# [What you will do]
Among the entries below, find all lines that include "true" and copy them.

-- Given records follows --

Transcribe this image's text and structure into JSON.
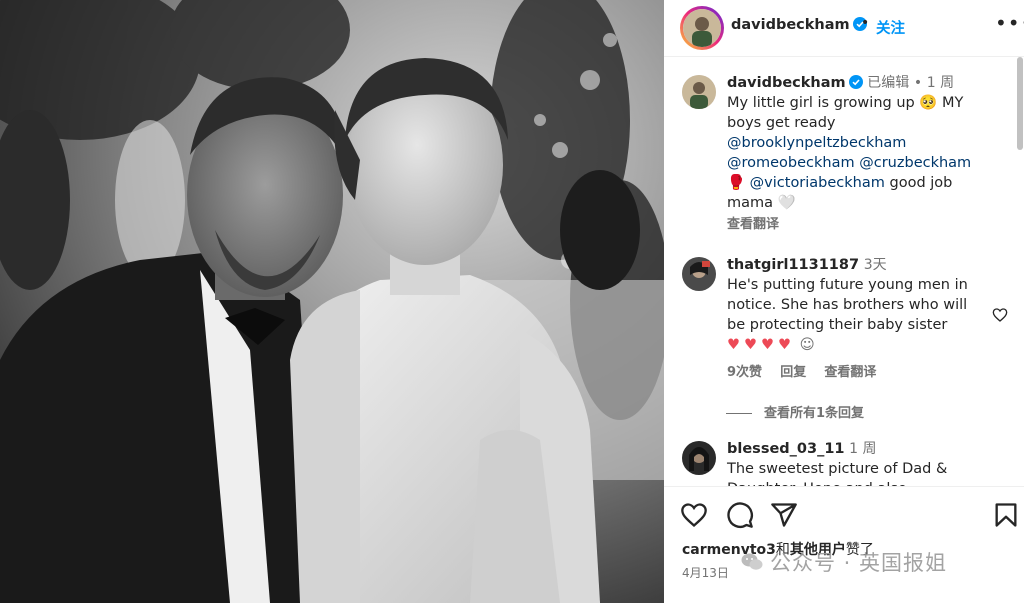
{
  "post": {
    "username": "davidbeckham",
    "follow_label": "关注",
    "dot": "•",
    "more_label": "•••"
  },
  "caption": {
    "username": "davidbeckham",
    "edited": "已编辑",
    "dot": "•",
    "time": "1 周",
    "text_1": "My little girl is growing up",
    "emoji_1": "🥺",
    "text_2": "MY boys get ready",
    "mention_1": "@brooklynpeltzbeckham",
    "mention_2": "@romeobeckham",
    "mention_3": "@cruzbeckham",
    "emoji_2": "🥊",
    "mention_4": "@victoriabeckham",
    "text_3": "good job mama",
    "emoji_3": "🤍",
    "translate_label": "查看翻译"
  },
  "comments": [
    {
      "username": "thatgirl1131187",
      "time": "3天",
      "text": "He's putting future young men in notice. She has brothers who will be protecting their baby sister",
      "emojis": "♥♥♥♥",
      "emoji_tail": "☺",
      "likes": "9次赞",
      "reply_label": "回复",
      "translate_label": "查看翻译"
    },
    {
      "username": "blessed_03_11",
      "time": "1 周",
      "text": "The sweetest picture of Dad & Daughter. Hope and also happiness!"
    }
  ],
  "view_replies": "查看所有1条回复",
  "likes": {
    "user": "carmenvto3",
    "joiner": "和",
    "others": "其他用户",
    "suffix": "赞了"
  },
  "date": "4月13日",
  "watermark": {
    "text": "公众号 · 英国报姐"
  },
  "colors": {
    "link": "#0095f6",
    "mention": "#00376b",
    "like_red": "#ed4956",
    "verified": "#0095f6"
  },
  "icons": [
    "verified-icon",
    "heart-icon",
    "comment-icon",
    "share-icon",
    "bookmark-icon",
    "more-icon",
    "wechat-icon"
  ]
}
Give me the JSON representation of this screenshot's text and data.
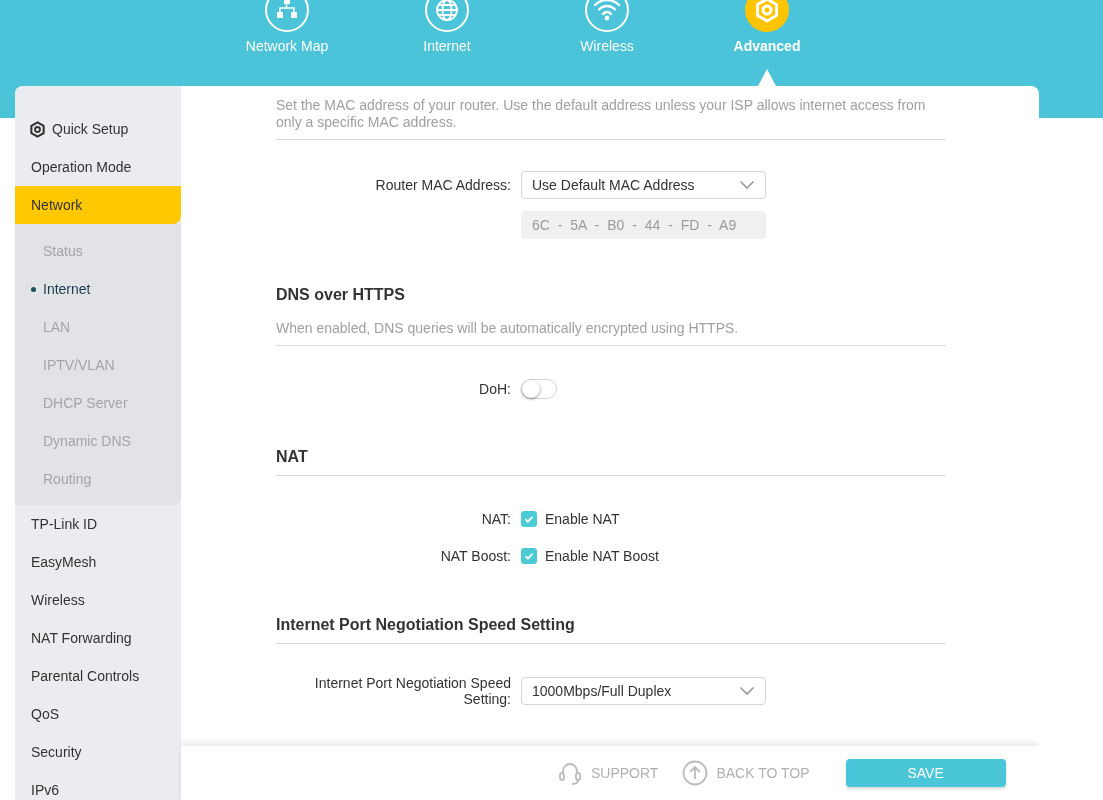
{
  "nav_tabs": [
    {
      "label": "Network Map",
      "kind": "map",
      "selected": false
    },
    {
      "label": "Internet",
      "kind": "globe",
      "selected": false
    },
    {
      "label": "Wireless",
      "kind": "wifi",
      "selected": false
    },
    {
      "label": "Advanced",
      "kind": "gear",
      "selected": true
    }
  ],
  "sidebar": {
    "items": [
      {
        "label": "Quick Setup",
        "kind": "setup",
        "selected": false
      },
      {
        "label": "Operation Mode",
        "kind": "page",
        "selected": false
      },
      {
        "label": "Network",
        "kind": "page",
        "selected": true,
        "expanded": true,
        "children": [
          {
            "label": "Status",
            "selected": false
          },
          {
            "label": "Internet",
            "selected": true
          },
          {
            "label": "LAN",
            "selected": false
          },
          {
            "label": "IPTV/VLAN",
            "selected": false
          },
          {
            "label": "DHCP Server",
            "selected": false
          },
          {
            "label": "Dynamic DNS",
            "selected": false
          },
          {
            "label": "Routing",
            "selected": false
          }
        ]
      },
      {
        "label": "TP-Link ID",
        "kind": "page",
        "selected": false
      },
      {
        "label": "EasyMesh",
        "kind": "page",
        "selected": false
      },
      {
        "label": "Wireless",
        "kind": "page",
        "selected": false
      },
      {
        "label": "NAT Forwarding",
        "kind": "page",
        "selected": false
      },
      {
        "label": "Parental Controls",
        "kind": "page",
        "selected": false
      },
      {
        "label": "QoS",
        "kind": "page",
        "selected": false
      },
      {
        "label": "Security",
        "kind": "page",
        "selected": false
      },
      {
        "label": "IPv6",
        "kind": "page",
        "selected": false
      }
    ]
  },
  "mac_clone": {
    "description": "Set the MAC address of your router. Use the default address unless your ISP allows internet access from only a specific MAC address.",
    "label": "Router MAC Address:",
    "value": "Use Default MAC Address",
    "mac_address": "6C - 5A - B0 - 44 - FD - A9"
  },
  "dns_over_https": {
    "title": "DNS over HTTPS",
    "description": "When enabled, DNS queries will be automatically encrypted using HTTPS.",
    "label": "DoH:",
    "on": false
  },
  "nat": {
    "title": "NAT",
    "rows": [
      {
        "label": "NAT:",
        "text": "Enable NAT",
        "checked": true
      },
      {
        "label": "NAT Boost:",
        "text": "Enable NAT Boost",
        "checked": true
      }
    ]
  },
  "port_speed": {
    "title": "Internet Port Negotiation Speed Setting",
    "label": "Internet Port Negotiation Speed Setting:",
    "value": "1000Mbps/Full Duplex"
  },
  "footer": {
    "support": "SUPPORT",
    "back_to_top": "BACK TO TOP",
    "save": "SAVE"
  }
}
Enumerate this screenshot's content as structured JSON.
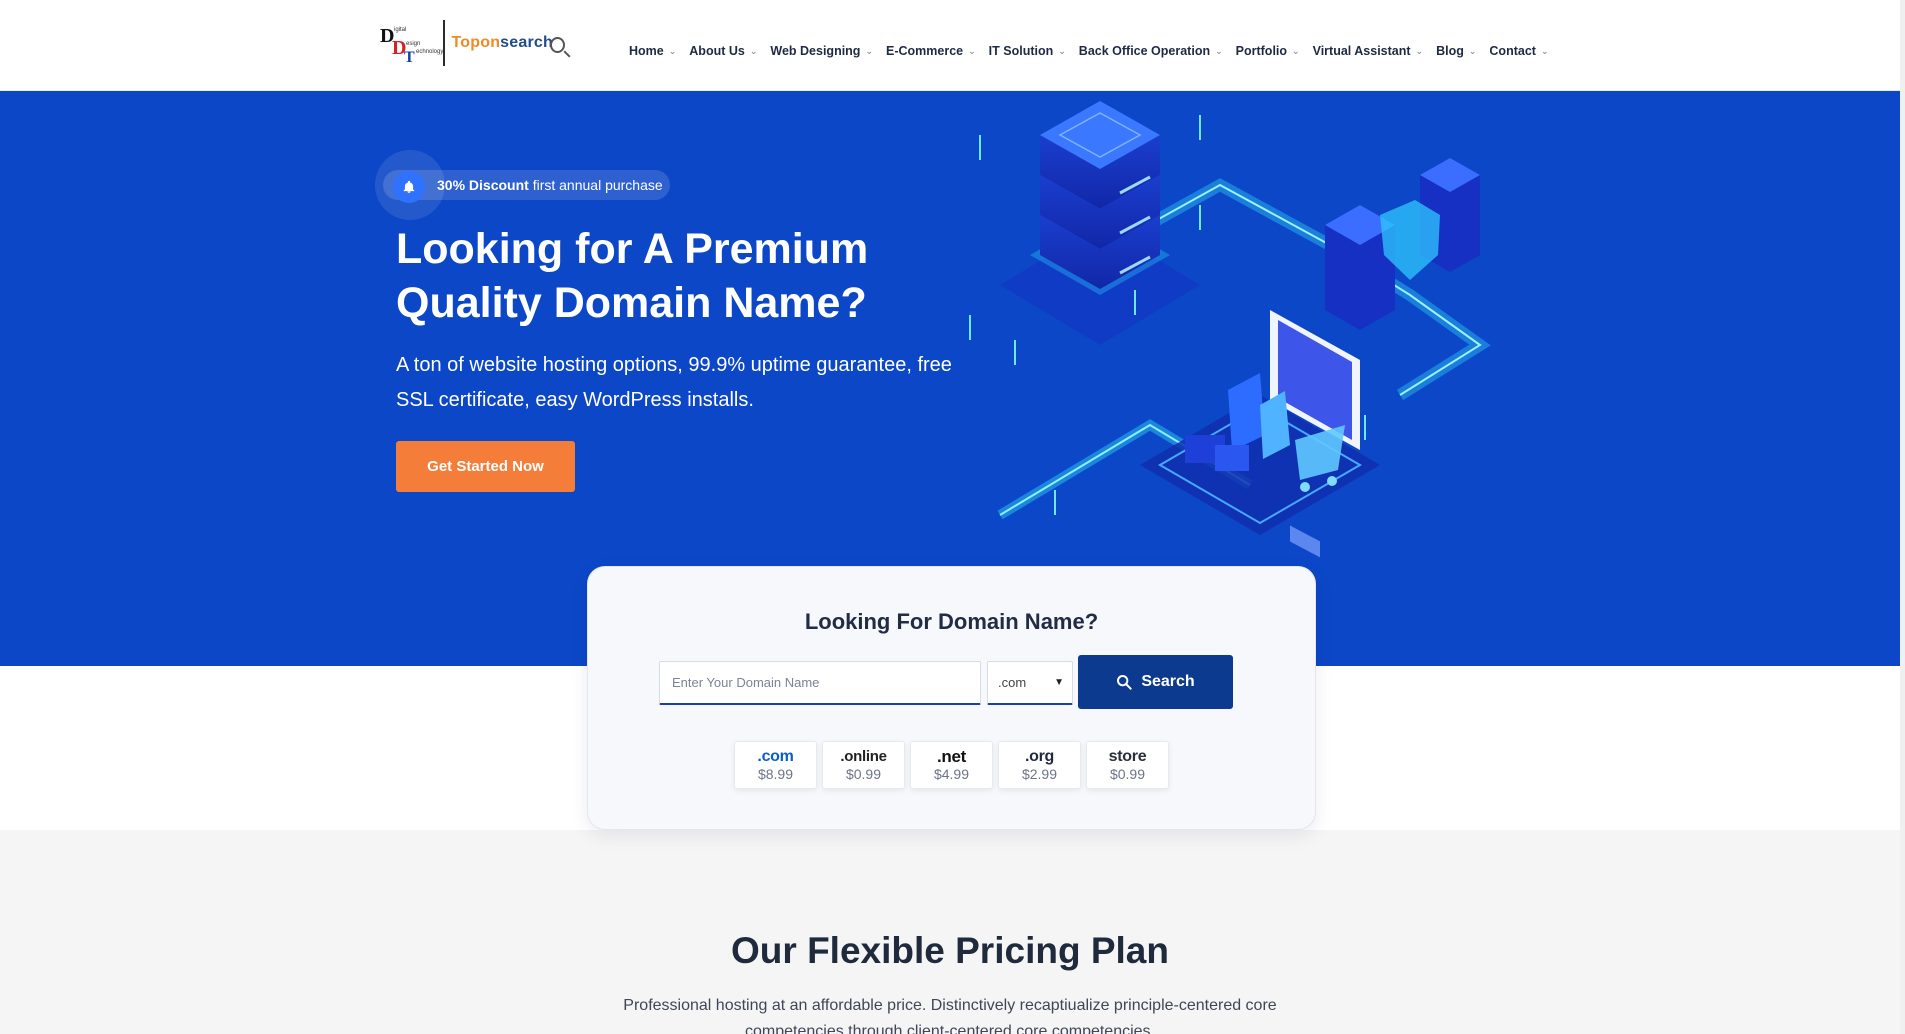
{
  "brand": {
    "logo_letters": [
      "D",
      "D",
      "T"
    ],
    "logo_small_words": [
      "igital",
      "esign",
      "echnology"
    ],
    "name_part1": "Topon",
    "name_part2": "search"
  },
  "nav": {
    "items": [
      {
        "label": "Home"
      },
      {
        "label": "About Us"
      },
      {
        "label": "Web Designing"
      },
      {
        "label": "E-Commerce"
      },
      {
        "label": "IT Solution"
      },
      {
        "label": "Back Office Operation"
      },
      {
        "label": "Portfolio"
      },
      {
        "label": "Virtual Assistant"
      },
      {
        "label": "Blog"
      },
      {
        "label": "Contact"
      }
    ]
  },
  "hero": {
    "badge_bold": "30% Discount",
    "badge_rest": " first annual purchase",
    "title": "Looking for A Premium Quality Domain Name?",
    "subtitle": "A ton of website hosting options, 99.9% uptime guarantee, free SSL certificate, easy WordPress installs.",
    "cta_label": "Get Started Now",
    "icon": "bell-icon"
  },
  "domain_search": {
    "title": "Looking For Domain Name?",
    "input_placeholder": "Enter Your Domain Name",
    "selected_tld": ".com",
    "search_label": "Search",
    "tlds": [
      {
        "name": ".com",
        "price": "$8.99",
        "color": "#0a5fc4"
      },
      {
        "name": ".online",
        "price": "$0.99",
        "color": "#222222"
      },
      {
        "name": ".net",
        "price": "$4.99",
        "color": "#111111"
      },
      {
        "name": ".org",
        "price": "$2.99",
        "color": "#1f2a3d"
      },
      {
        "name": "store",
        "price": "$0.99",
        "color": "#2a2f3a"
      }
    ]
  },
  "pricing": {
    "title": "Our Flexible Pricing Plan",
    "description": "Professional hosting at an affordable price. Distinctively recaptiualize principle-centered core competencies through client-centered core competencies."
  },
  "colors": {
    "hero_bg": "#0c47c7",
    "cta": "#f47d3a",
    "search_btn": "#0b3a8f"
  }
}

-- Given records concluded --

# [Problem solution]
      "selected": true
        "selected": true,
        "expanded": true,
            "selected": true
        "checked": true
        "checked": true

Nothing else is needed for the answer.